Source records:
★ ★ ★ ★ ★
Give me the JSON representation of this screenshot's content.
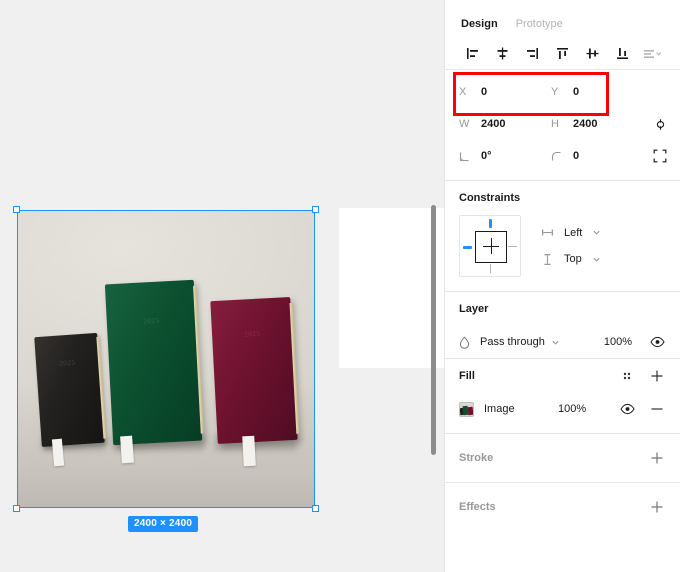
{
  "canvas": {
    "selection": {
      "size_badge": "2400 × 2400",
      "selection_color": "#1e90ff"
    },
    "image": {
      "name": "notebooks-photo",
      "books": [
        {
          "name": "black-notebook",
          "emboss": "2025"
        },
        {
          "name": "green-notebook",
          "emboss": "2025"
        },
        {
          "name": "burgundy-notebook",
          "emboss": "2025"
        }
      ]
    }
  },
  "panel": {
    "tabs": [
      {
        "label": "Design",
        "active": true
      },
      {
        "label": "Prototype",
        "active": false
      }
    ],
    "align_tools": [
      {
        "name": "align-left-icon",
        "label": "Align left",
        "disabled": false
      },
      {
        "name": "align-horizontal-centers-icon",
        "label": "Align horizontal centers",
        "disabled": false
      },
      {
        "name": "align-right-icon",
        "label": "Align right",
        "disabled": false
      },
      {
        "name": "align-top-icon",
        "label": "Align top",
        "disabled": false
      },
      {
        "name": "align-vertical-centers-icon",
        "label": "Align vertical centers",
        "disabled": false
      },
      {
        "name": "align-bottom-icon",
        "label": "Align bottom",
        "disabled": false
      },
      {
        "name": "distribute-menu-icon",
        "label": "Distribute",
        "disabled": true
      }
    ],
    "transform": {
      "highlight_color": "#ff0000",
      "x": {
        "label": "X",
        "value": "0"
      },
      "y": {
        "label": "Y",
        "value": "0"
      },
      "w": {
        "label": "W",
        "value": "2400"
      },
      "h": {
        "label": "H",
        "value": "2400"
      },
      "rotation": {
        "label": "rotation",
        "value": "0°"
      },
      "corner_radius": {
        "label": "corner-radius",
        "value": "0"
      },
      "proportion_lock": "proportions-lock-icon",
      "independent_corners": "independent-corners-icon"
    },
    "constraints": {
      "title": "Constraints",
      "horizontal": {
        "value": "Left",
        "active_side": "left"
      },
      "vertical": {
        "value": "Top",
        "active_side": "top"
      }
    },
    "layer": {
      "title": "Layer",
      "blend_mode": "Pass through",
      "opacity": "100%",
      "visible_icon": "eye-icon"
    },
    "fill": {
      "title": "Fill",
      "item_name": "Image",
      "opacity": "100%",
      "visible_icon": "eye-icon",
      "remove_icon": "minus-icon",
      "settings_icon": "fill-settings-icon",
      "add_icon": "plus-icon"
    },
    "stroke": {
      "title": "Stroke",
      "add_icon": "plus-icon"
    },
    "effects": {
      "title": "Effects",
      "add_icon": "plus-icon"
    }
  }
}
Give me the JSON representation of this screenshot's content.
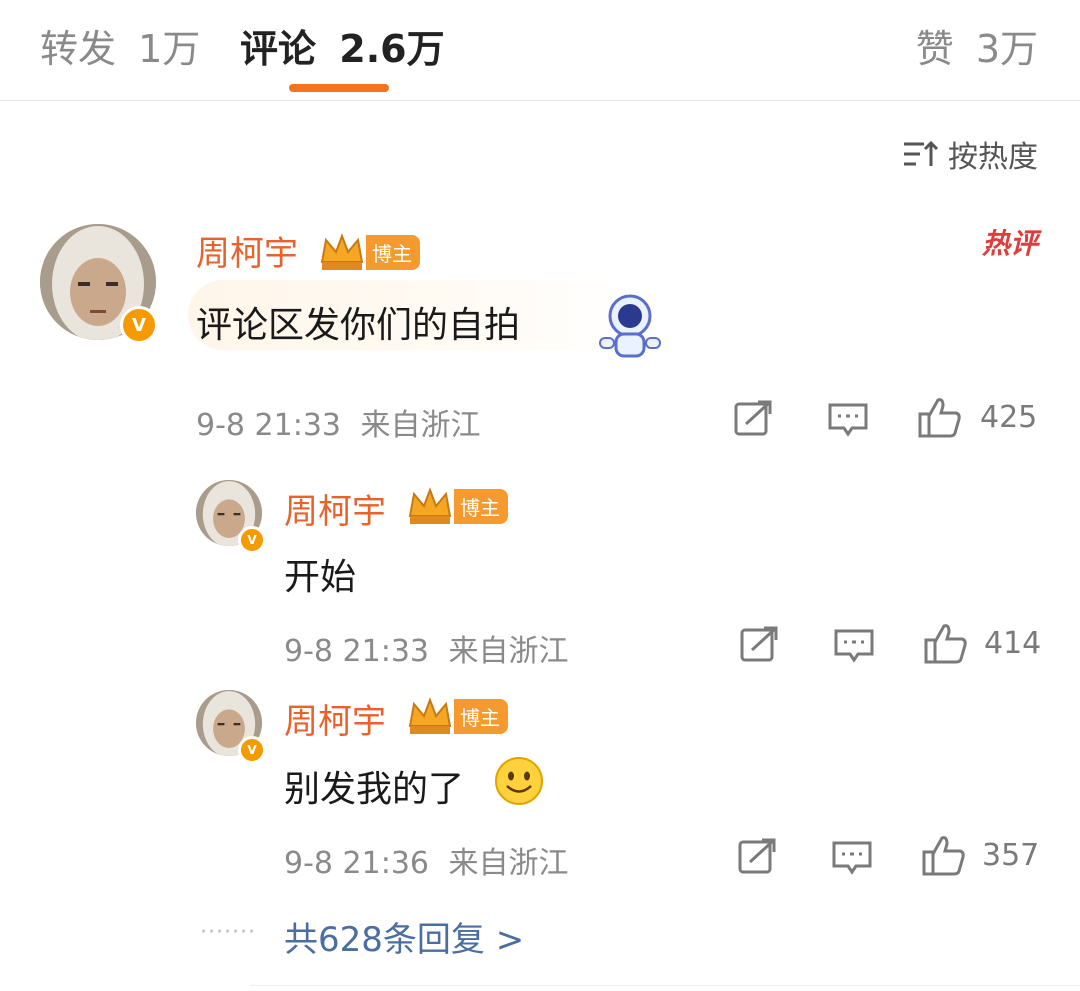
{
  "tabs": [
    {
      "label": "转发",
      "count": "1万"
    },
    {
      "label": "评论",
      "count": "2.6万"
    },
    {
      "label": "赞",
      "count": "3万"
    }
  ],
  "sort": {
    "label": "按热度",
    "icon": "sort-icon"
  },
  "main_comment": {
    "username": "周柯宇",
    "badge": "博主",
    "hot_label": "热评",
    "text": "评论区发你们的自拍",
    "time": "9-8 21:33",
    "location": "来自浙江",
    "likes": "425"
  },
  "replies": [
    {
      "username": "周柯宇",
      "badge": "博主",
      "text": "开始",
      "time": "9-8 21:33",
      "location": "来自浙江",
      "likes": "414"
    },
    {
      "username": "周柯宇",
      "badge": "博主",
      "text": "别发我的了",
      "time": "9-8 21:36",
      "location": "来自浙江",
      "likes": "357"
    }
  ],
  "more_replies": "共628条回复 >",
  "colors": {
    "accent": "#f5731f",
    "username": "#e8622c",
    "link": "#4a6ea0",
    "hot": "#e23b3b"
  }
}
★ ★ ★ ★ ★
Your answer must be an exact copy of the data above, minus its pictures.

Give me the JSON representation of this screenshot's content.
{
  "canvas": {
    "selection": {
      "size_badge": "2400 × 2400",
      "selection_color": "#1e90ff"
    },
    "image": {
      "name": "notebooks-photo",
      "books": [
        {
          "name": "black-notebook",
          "emboss": "2025"
        },
        {
          "name": "green-notebook",
          "emboss": "2025"
        },
        {
          "name": "burgundy-notebook",
          "emboss": "2025"
        }
      ]
    }
  },
  "panel": {
    "tabs": [
      {
        "label": "Design",
        "active": true
      },
      {
        "label": "Prototype",
        "active": false
      }
    ],
    "align_tools": [
      {
        "name": "align-left-icon",
        "label": "Align left",
        "disabled": false
      },
      {
        "name": "align-horizontal-centers-icon",
        "label": "Align horizontal centers",
        "disabled": false
      },
      {
        "name": "align-right-icon",
        "label": "Align right",
        "disabled": false
      },
      {
        "name": "align-top-icon",
        "label": "Align top",
        "disabled": false
      },
      {
        "name": "align-vertical-centers-icon",
        "label": "Align vertical centers",
        "disabled": false
      },
      {
        "name": "align-bottom-icon",
        "label": "Align bottom",
        "disabled": false
      },
      {
        "name": "distribute-menu-icon",
        "label": "Distribute",
        "disabled": true
      }
    ],
    "transform": {
      "highlight_color": "#ff0000",
      "x": {
        "label": "X",
        "value": "0"
      },
      "y": {
        "label": "Y",
        "value": "0"
      },
      "w": {
        "label": "W",
        "value": "2400"
      },
      "h": {
        "label": "H",
        "value": "2400"
      },
      "rotation": {
        "label": "rotation",
        "value": "0°"
      },
      "corner_radius": {
        "label": "corner-radius",
        "value": "0"
      },
      "proportion_lock": "proportions-lock-icon",
      "independent_corners": "independent-corners-icon"
    },
    "constraints": {
      "title": "Constraints",
      "horizontal": {
        "value": "Left",
        "active_side": "left"
      },
      "vertical": {
        "value": "Top",
        "active_side": "top"
      }
    },
    "layer": {
      "title": "Layer",
      "blend_mode": "Pass through",
      "opacity": "100%",
      "visible_icon": "eye-icon"
    },
    "fill": {
      "title": "Fill",
      "item_name": "Image",
      "opacity": "100%",
      "visible_icon": "eye-icon",
      "remove_icon": "minus-icon",
      "settings_icon": "fill-settings-icon",
      "add_icon": "plus-icon"
    },
    "stroke": {
      "title": "Stroke",
      "add_icon": "plus-icon"
    },
    "effects": {
      "title": "Effects",
      "add_icon": "plus-icon"
    }
  }
}
Give me the JSON representation of this screenshot's content.
{
  "tabs": [
    {
      "label": "转发",
      "count": "1万"
    },
    {
      "label": "评论",
      "count": "2.6万"
    },
    {
      "label": "赞",
      "count": "3万"
    }
  ],
  "sort": {
    "label": "按热度",
    "icon": "sort-icon"
  },
  "main_comment": {
    "username": "周柯宇",
    "badge": "博主",
    "hot_label": "热评",
    "text": "评论区发你们的自拍",
    "time": "9-8 21:33",
    "location": "来自浙江",
    "likes": "425"
  },
  "replies": [
    {
      "username": "周柯宇",
      "badge": "博主",
      "text": "开始",
      "time": "9-8 21:33",
      "location": "来自浙江",
      "likes": "414"
    },
    {
      "username": "周柯宇",
      "badge": "博主",
      "text": "别发我的了",
      "time": "9-8 21:36",
      "location": "来自浙江",
      "likes": "357"
    }
  ],
  "more_replies": "共628条回复 >",
  "colors": {
    "accent": "#f5731f",
    "username": "#e8622c",
    "link": "#4a6ea0",
    "hot": "#e23b3b"
  }
}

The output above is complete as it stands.